Confucius essentially claimed that human actions should always be guided by virtue- a regard for their impact on other people and by an understanding of the mutual obligations around which society was structured. These obligations were known as "bonds," and they dictated how husbands related to wives, children to fathers, brothers to brothers, and rulers to subjects. As post #2 points out, it was indeed "communitarian," but Confucius also conceived of society as being stratified in the extreme, and obedience was crucial to most of the bonds described earlier in this post.
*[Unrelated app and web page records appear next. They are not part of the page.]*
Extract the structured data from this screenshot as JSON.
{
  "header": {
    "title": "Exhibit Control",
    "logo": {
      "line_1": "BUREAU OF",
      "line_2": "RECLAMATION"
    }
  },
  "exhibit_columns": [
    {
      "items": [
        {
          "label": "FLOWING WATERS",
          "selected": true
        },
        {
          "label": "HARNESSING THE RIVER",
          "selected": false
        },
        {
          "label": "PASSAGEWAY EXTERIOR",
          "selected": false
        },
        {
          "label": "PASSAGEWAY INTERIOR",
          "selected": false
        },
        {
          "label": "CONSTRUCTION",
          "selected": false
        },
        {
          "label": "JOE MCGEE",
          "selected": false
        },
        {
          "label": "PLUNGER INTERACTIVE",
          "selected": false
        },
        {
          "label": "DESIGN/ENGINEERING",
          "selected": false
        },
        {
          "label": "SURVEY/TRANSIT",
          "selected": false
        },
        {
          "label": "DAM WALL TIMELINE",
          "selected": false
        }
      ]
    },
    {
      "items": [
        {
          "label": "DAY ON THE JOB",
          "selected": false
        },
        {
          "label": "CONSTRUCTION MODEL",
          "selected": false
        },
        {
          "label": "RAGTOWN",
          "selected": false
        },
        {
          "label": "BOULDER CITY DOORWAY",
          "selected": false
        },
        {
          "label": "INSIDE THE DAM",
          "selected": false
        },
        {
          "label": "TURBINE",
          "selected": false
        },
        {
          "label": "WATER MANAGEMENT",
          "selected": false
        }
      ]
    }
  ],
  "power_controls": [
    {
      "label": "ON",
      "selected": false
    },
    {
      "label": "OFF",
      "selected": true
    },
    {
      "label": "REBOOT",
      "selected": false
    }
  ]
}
However, virtue also entailed a certain inner morality, and the best people, those atop the social ladder, were expected to cultivate and exhibit moral and ethical behavior for its own sake. They would then act with propriety, behaviors that were appropriate to their elevated position. Society would function best and most harmoniously with a virtuous ruler, served by gentlemen, ruling over a people who understood their station in life.